Set down every record below exactly as it stands, minus the pictures.

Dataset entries
BEGIN

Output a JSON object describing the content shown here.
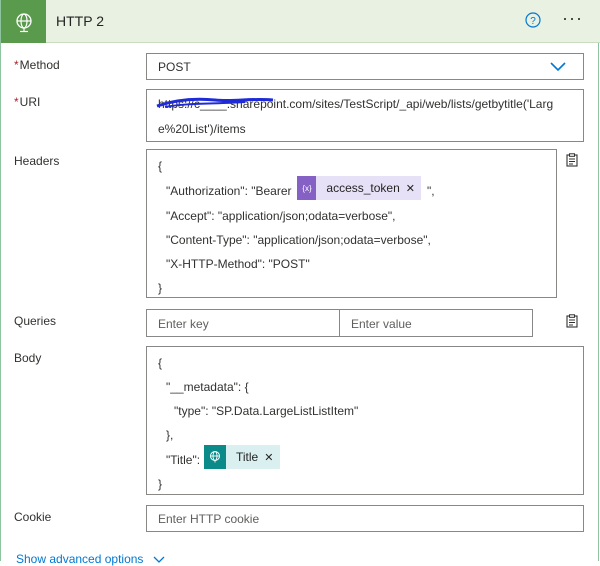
{
  "action": {
    "title": "HTTP 2"
  },
  "method": {
    "label": "Method",
    "required_marker": "*",
    "value": "POST"
  },
  "uri": {
    "label": "URI",
    "required_marker": "*",
    "line1": "https://c____.sharepoint.com/sites/TestScript/_api/web/lists/getbytitle('Larg",
    "line2": "e%20List')/items"
  },
  "headers": {
    "label": "Headers",
    "open": "{",
    "auth_prefix": "\"Authorization\": \"Bearer",
    "auth_suffix": "\",",
    "token": "access_token",
    "accept": "\"Accept\": \"application/json;odata=verbose\",",
    "content_type": "\"Content-Type\": \"application/json;odata=verbose\",",
    "x_http": "\"X-HTTP-Method\": \"POST\"",
    "close": "}"
  },
  "queries": {
    "label": "Queries",
    "key_placeholder": "Enter key",
    "value_placeholder": "Enter value"
  },
  "body": {
    "label": "Body",
    "open": "{",
    "metadata": "\"__metadata\": {",
    "type_line": "\"type\": \"SP.Data.LargeListListItem\"",
    "metadata_close": "},",
    "title_prefix": "\"Title\":",
    "token": "Title",
    "close": "}"
  },
  "cookie": {
    "label": "Cookie",
    "placeholder": "Enter HTTP cookie"
  },
  "advanced": {
    "label": "Show advanced options"
  },
  "colors": {
    "header_bg": "#e9f1e3",
    "header_icon": "#5a9a4d",
    "var_token": "#e7e1f7",
    "var_icon": "#8661c5",
    "field_token": "#d9eff0",
    "field_icon": "#0b8a8a",
    "link": "#0078d4",
    "required": "#a4262c"
  },
  "icons": {
    "action": "globe-icon",
    "help": "help-icon",
    "more": "more-icon",
    "dropdown": "chevron-down-icon",
    "clipboard": "clipboard-icon",
    "variable": "variable-icon"
  }
}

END

• **Answer section**
Output a JSON object describing the content shown here.
{
  "action": {
    "title": "HTTP 2"
  },
  "method": {
    "label": "Method",
    "required_marker": "*",
    "value": "POST"
  },
  "uri": {
    "label": "URI",
    "required_marker": "*",
    "line1": "https://c____.sharepoint.com/sites/TestScript/_api/web/lists/getbytitle('Larg",
    "line2": "e%20List')/items"
  },
  "headers": {
    "label": "Headers",
    "open": "{",
    "auth_prefix": "\"Authorization\": \"Bearer",
    "auth_suffix": "\",",
    "token": "access_token",
    "accept": "\"Accept\": \"application/json;odata=verbose\",",
    "content_type": "\"Content-Type\": \"application/json;odata=verbose\",",
    "x_http": "\"X-HTTP-Method\": \"POST\"",
    "close": "}"
  },
  "queries": {
    "label": "Queries",
    "key_placeholder": "Enter key",
    "value_placeholder": "Enter value"
  },
  "body": {
    "label": "Body",
    "open": "{",
    "metadata": "\"__metadata\": {",
    "type_line": "\"type\": \"SP.Data.LargeListListItem\"",
    "metadata_close": "},",
    "title_prefix": "\"Title\":",
    "token": "Title",
    "close": "}"
  },
  "cookie": {
    "label": "Cookie",
    "placeholder": "Enter HTTP cookie"
  },
  "advanced": {
    "label": "Show advanced options"
  },
  "colors": {
    "header_bg": "#e9f1e3",
    "header_icon": "#5a9a4d",
    "var_token": "#e7e1f7",
    "var_icon": "#8661c5",
    "field_token": "#d9eff0",
    "field_icon": "#0b8a8a",
    "link": "#0078d4",
    "required": "#a4262c"
  },
  "icons": {
    "action": "globe-icon",
    "help": "help-icon",
    "more": "more-icon",
    "dropdown": "chevron-down-icon",
    "clipboard": "clipboard-icon",
    "variable": "variable-icon"
  }
}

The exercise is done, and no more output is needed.